Your goal » Collect each line of the records containing the string "heading".

Items from a dataset:
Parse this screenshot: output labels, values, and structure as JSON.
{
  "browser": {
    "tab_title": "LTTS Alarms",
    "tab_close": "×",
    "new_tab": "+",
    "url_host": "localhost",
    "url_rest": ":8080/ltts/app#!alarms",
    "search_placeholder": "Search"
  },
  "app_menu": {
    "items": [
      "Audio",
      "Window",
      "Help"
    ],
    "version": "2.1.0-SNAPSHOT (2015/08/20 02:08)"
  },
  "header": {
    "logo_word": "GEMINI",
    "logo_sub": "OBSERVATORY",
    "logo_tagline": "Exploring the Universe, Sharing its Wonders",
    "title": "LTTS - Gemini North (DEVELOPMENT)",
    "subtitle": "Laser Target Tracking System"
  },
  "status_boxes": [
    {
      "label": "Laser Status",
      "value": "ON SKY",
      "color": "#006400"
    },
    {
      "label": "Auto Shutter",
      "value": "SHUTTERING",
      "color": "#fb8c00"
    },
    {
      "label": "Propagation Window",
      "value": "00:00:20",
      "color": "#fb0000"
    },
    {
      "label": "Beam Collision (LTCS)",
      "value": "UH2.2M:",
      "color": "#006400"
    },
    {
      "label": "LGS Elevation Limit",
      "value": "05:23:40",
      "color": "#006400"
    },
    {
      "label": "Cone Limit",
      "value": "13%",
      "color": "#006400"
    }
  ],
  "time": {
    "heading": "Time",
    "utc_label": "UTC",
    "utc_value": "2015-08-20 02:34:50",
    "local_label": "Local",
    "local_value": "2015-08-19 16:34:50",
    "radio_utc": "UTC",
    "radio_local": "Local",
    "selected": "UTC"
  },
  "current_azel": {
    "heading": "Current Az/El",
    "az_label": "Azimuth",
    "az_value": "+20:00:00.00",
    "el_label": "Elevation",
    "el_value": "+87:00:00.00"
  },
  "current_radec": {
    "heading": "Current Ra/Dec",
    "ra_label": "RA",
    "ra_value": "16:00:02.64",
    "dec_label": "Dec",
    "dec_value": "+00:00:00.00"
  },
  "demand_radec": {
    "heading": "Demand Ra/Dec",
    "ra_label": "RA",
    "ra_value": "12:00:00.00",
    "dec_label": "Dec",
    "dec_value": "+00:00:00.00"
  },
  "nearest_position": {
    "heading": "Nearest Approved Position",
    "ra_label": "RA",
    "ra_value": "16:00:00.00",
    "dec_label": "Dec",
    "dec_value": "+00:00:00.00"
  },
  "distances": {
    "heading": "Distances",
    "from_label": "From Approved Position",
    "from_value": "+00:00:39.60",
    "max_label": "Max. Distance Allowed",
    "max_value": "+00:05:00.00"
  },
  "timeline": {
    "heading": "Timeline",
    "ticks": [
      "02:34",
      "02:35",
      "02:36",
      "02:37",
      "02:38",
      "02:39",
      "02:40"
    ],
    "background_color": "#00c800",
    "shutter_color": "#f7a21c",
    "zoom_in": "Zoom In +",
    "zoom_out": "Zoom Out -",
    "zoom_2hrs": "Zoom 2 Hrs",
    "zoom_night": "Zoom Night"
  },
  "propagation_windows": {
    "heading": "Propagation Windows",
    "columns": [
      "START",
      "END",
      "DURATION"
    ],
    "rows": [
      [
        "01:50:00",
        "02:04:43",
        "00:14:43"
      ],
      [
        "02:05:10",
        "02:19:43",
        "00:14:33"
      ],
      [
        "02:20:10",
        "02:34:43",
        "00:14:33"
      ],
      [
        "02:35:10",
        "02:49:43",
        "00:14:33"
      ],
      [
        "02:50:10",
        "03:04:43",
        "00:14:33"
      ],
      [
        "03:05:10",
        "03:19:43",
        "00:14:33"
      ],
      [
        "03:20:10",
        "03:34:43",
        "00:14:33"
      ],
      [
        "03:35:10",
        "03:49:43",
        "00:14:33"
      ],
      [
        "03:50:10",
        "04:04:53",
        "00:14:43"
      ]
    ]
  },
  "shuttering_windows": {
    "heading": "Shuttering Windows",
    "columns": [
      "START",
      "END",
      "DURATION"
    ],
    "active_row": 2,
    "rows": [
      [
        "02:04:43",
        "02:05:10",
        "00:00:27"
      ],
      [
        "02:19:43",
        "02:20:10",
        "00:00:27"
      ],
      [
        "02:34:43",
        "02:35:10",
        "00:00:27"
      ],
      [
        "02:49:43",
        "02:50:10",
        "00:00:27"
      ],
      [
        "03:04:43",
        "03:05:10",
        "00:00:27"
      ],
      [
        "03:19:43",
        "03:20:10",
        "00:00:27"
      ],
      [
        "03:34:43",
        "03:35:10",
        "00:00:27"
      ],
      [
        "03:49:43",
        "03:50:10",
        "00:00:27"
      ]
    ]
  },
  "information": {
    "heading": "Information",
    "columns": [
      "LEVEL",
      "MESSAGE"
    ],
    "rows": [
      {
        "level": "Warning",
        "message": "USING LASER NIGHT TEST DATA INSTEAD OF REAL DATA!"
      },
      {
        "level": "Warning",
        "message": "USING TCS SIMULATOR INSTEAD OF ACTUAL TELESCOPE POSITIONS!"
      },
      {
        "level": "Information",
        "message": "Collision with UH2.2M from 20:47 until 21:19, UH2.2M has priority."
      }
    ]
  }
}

Response box »
    "heading": "Time",
    "heading": "Current Az/El",
    "heading": "Current Ra/Dec",
    "heading": "Demand Ra/Dec",
    "heading": "Nearest Approved Position",
    "heading": "Distances",
    "heading": "Timeline",
    "heading": "Propagation Windows",
    "heading": "Shuttering Windows",
    "heading": "Information",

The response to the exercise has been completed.